The word Utopia originates from the literal Greek meaning “non place,” suggesting that perfection can only exist in the realm of imagination. Minervini’s work presents invented spaces that are based on reality, but revel in artificiality. In these desolate dreamlike non-places, the artist subverts nature and constructs or destroys architectural sites alluding to the making of a utopian and/or dystopian environment.
“Sunken Dreams” suggests the potential futility of aspiring for a better future in the face of humanity’s self-destructiveness. The inspiration for this series comes from the life and work of R. Buckminster Fuller who had, among other things, popularized the geodesic dome. Fuller had a vision for a utopian future, one which he saw as attainable through the innovation and implementation of science and engineering. Fuller’s iconic dome structure was the pinnacle of his design and by implementing them into this body of work, the artist hopes to make a connection between Fuller’s ideologies through symbolically utilizing his structures.
Minervini draws reference from an archive of photographs both personal and researched in order to construct the environments within each composition. With this framework he then utilizes innovative painting techniques to create layer upon layer of depth and texture. Vibrant colors remove the image from its reality and call attention to the origin of the digital image. “While I am interested in the process of working from digitally processed imagery, I place a strong emphasis on spontaneity, materiality, and revealing the painting process.” The end result is an image where abandoned landscapes stretch to the horizon and vast ruins of urban decay slowly crumble under the beauty of a pastel sunset.
Robert Minervini received his MFA from the San Francisco Art Institute in 2009, and his BFA from Tyler School of Art in 2005. His work has been exhibited nationally including Marine Contemporary, Santa Monica Museum of Art, Eleanor Harwood Gallery, The Brooklyn Historical Society, the San Francisco Arts Commission Gallery, and the Pennsylvania State Museum. He has been awarded the Murphy/Cadogan Fellowship by the San Francisco Foundation in 2008, and the Edwin Austin Abbey Mural Fellowship by the National Academy of Fine Arts in 2008. He has been a resident artist at the Headlands Center for the Arts, the Vermont Studio Center, and the Root Division Studio Program. His work has been published in New American Painting No.91, and Mural Art: Large Scale Art from Walls Around the World.

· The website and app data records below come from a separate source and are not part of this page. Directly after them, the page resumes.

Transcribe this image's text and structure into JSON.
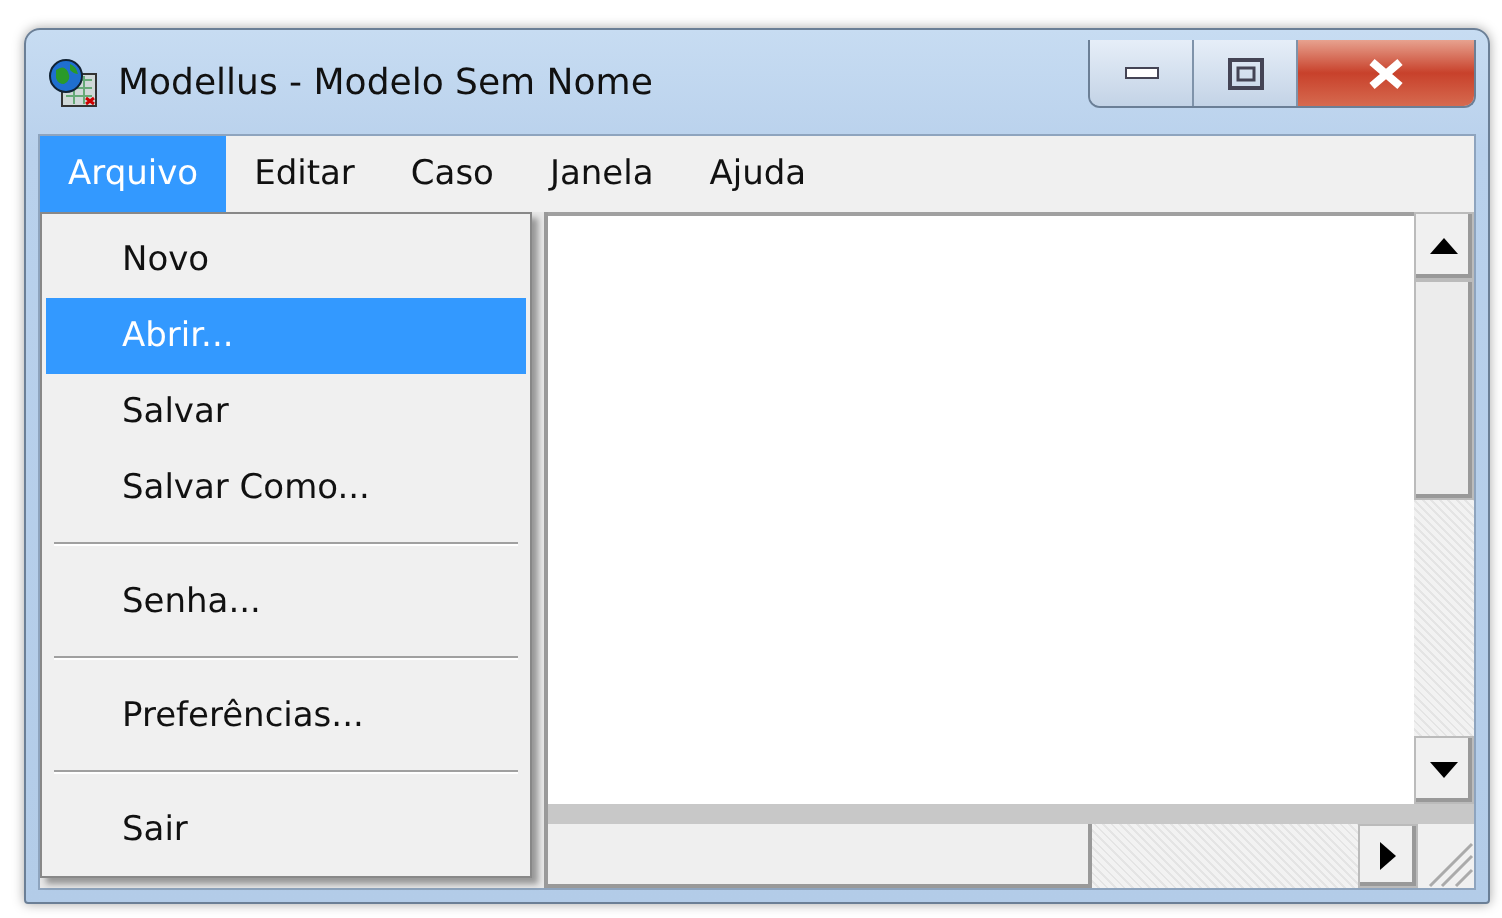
{
  "window": {
    "title": "Modellus - Modelo Sem Nome"
  },
  "menu_bar": [
    {
      "label": "Arquivo",
      "selected": true
    },
    {
      "label": "Editar",
      "selected": false
    },
    {
      "label": "Caso",
      "selected": false
    },
    {
      "label": "Janela",
      "selected": false
    },
    {
      "label": "Ajuda",
      "selected": false
    }
  ],
  "dropdown": [
    {
      "kind": "item",
      "label": "Novo",
      "selected": false
    },
    {
      "kind": "item",
      "label": "Abrir...",
      "selected": true
    },
    {
      "kind": "item",
      "label": "Salvar",
      "selected": false
    },
    {
      "kind": "item",
      "label": "Salvar Como...",
      "selected": false
    },
    {
      "kind": "separator"
    },
    {
      "kind": "item",
      "label": "Senha...",
      "selected": false
    },
    {
      "kind": "separator"
    },
    {
      "kind": "item",
      "label": "Preferências...",
      "selected": false
    },
    {
      "kind": "separator"
    },
    {
      "kind": "item",
      "label": "Sair",
      "selected": false
    }
  ]
}
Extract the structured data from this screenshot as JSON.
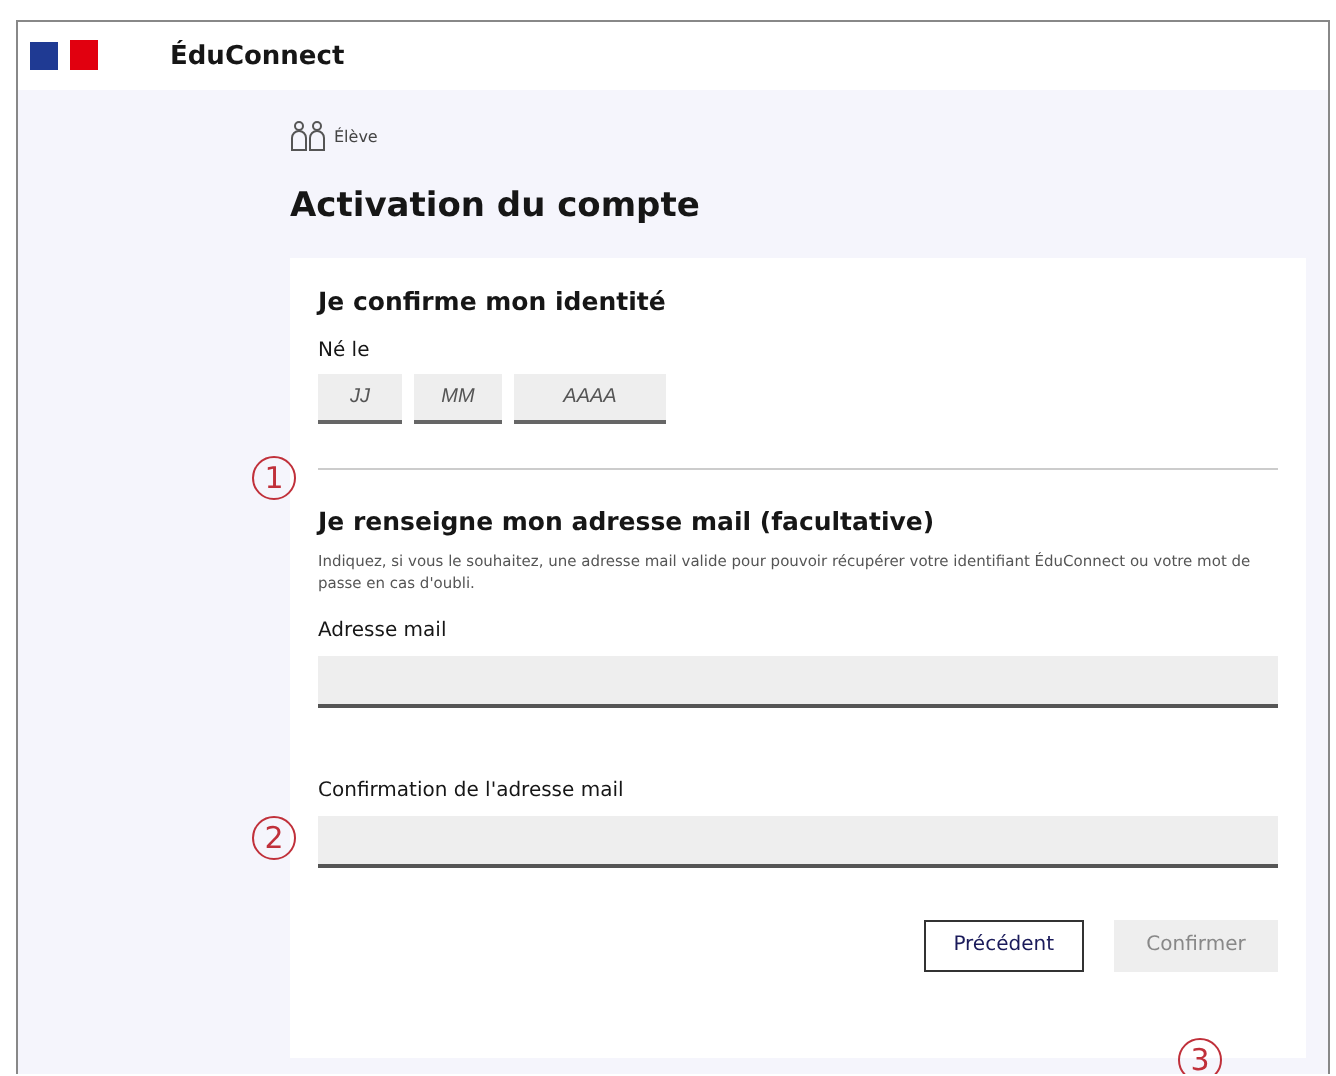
{
  "header": {
    "brand": "ÉduConnect"
  },
  "profile": {
    "label": "Élève"
  },
  "title": "Activation du compte",
  "identity": {
    "heading": "Je confirme mon identité",
    "birth_label": "Né le",
    "date_fields": [
      {
        "placeholder": "JJ"
      },
      {
        "placeholder": "MM"
      },
      {
        "placeholder": "AAAA"
      }
    ]
  },
  "email": {
    "heading": "Je renseigne mon adresse mail (facultative)",
    "help": "Indiquez, si vous le souhaitez, une adresse mail valide pour pouvoir récupérer votre identifiant ÉduConnect ou votre mot de passe en cas d'oubli.",
    "fields": [
      {
        "label": "Adresse mail"
      },
      {
        "label": "Confirmation de l'adresse mail"
      }
    ]
  },
  "buttons": [
    {
      "label": "Précédent",
      "disabled": false
    },
    {
      "label": "Confirmer",
      "disabled": true
    }
  ],
  "callouts": [
    "1",
    "2",
    "3"
  ]
}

Sunken Dreams opens May 7th, 2011 and will be on display until May 28th, 2011 and is open to the public.
Pat Perry is an illustrator and painter working in a range of mediums. His recent work reflects the North Midwest’s seemingly abandoned aesthetic while highlighting glimpses of natural beauty. “This makes for an interesting allegory between the ephemera of all things and the bright parts worth seeking out, regardless of the long term.”- Perry

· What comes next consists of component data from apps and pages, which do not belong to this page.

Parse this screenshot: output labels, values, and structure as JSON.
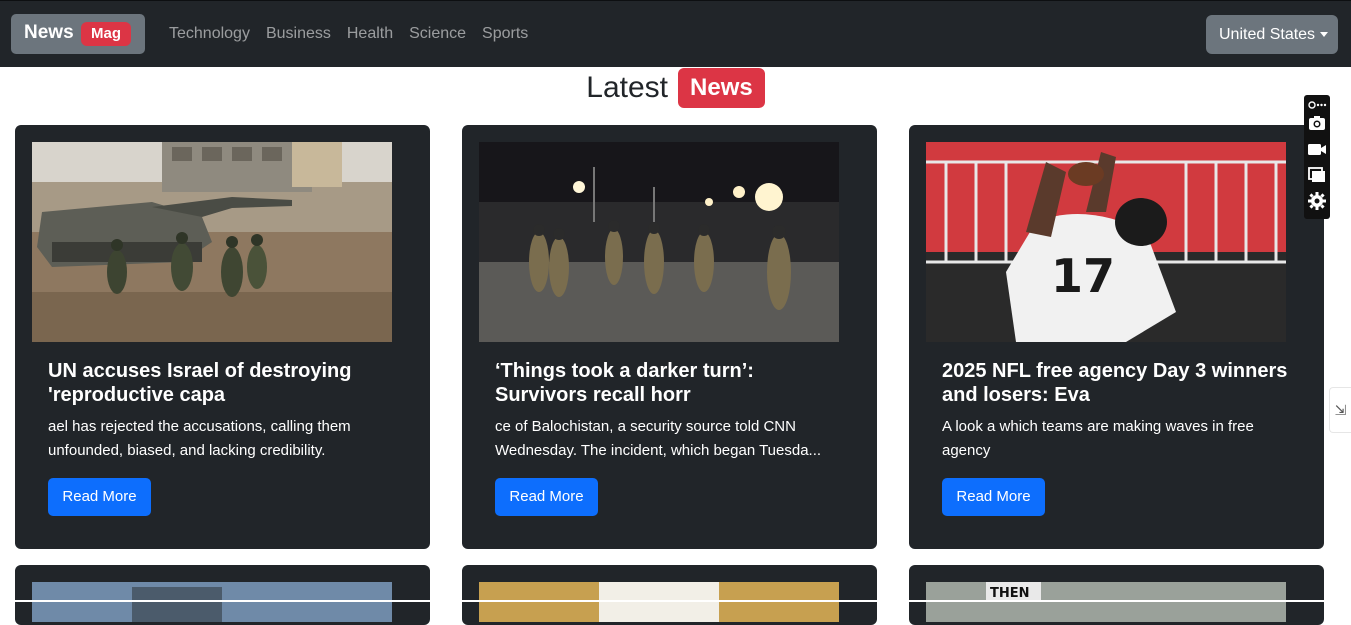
{
  "navbar": {
    "brand": "News",
    "brand_badge": "Mag",
    "links": [
      "Technology",
      "Business",
      "Health",
      "Science",
      "Sports"
    ],
    "country": "United States"
  },
  "headline": {
    "title": "Latest",
    "badge": "News"
  },
  "cards": [
    {
      "title": "UN accuses Israel of destroying 'reproductive capa",
      "description": "ael has rejected the accusations, calling them unfounded, biased, and lacking credibility.",
      "button": "Read More"
    },
    {
      "title": "‘Things took a darker turn’: Survivors recall horr",
      "description": "ce of Balochistan, a security source told CNN Wednesday. The incident, which began Tuesda...",
      "button": "Read More"
    },
    {
      "title": "2025 NFL free agency Day 3 winners and losers: Eva",
      "description": "A look a which teams are making waves in free agency",
      "button": "Read More"
    }
  ],
  "card_third_image_text": "THEN",
  "icons": [
    "camera-icon",
    "video-icon",
    "window-icon",
    "gear-icon",
    "link-icon",
    "more-icon"
  ],
  "colors": {
    "navbar": "#212529",
    "brand_bg": "#6c757d",
    "badge_red": "#dc3545",
    "button_blue": "#0d6efd"
  }
}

Also check out this new Summit Series video highlighting the artist’s illustrative process.
Good art for a good cause. We like it. “You can’t discover new lands until you have the courage to lose sight of the shore. On April 8th, 1,000 millennial movers and shakers will put their lives on hold and set sail to a private island and discuss how they can collectively redefine what success looks like in business and in life.Pulling together the brightest people in business and culture, Summit at Sea not only features world-class speakers like Richard Branson and Blake Mycoskie of Toms Shoes, but also hurls attendees into insane activities meant to help them forge lifelong friendships. From shark-tagging to coral reef building, magic is bound to unfold in the middle of international waters.”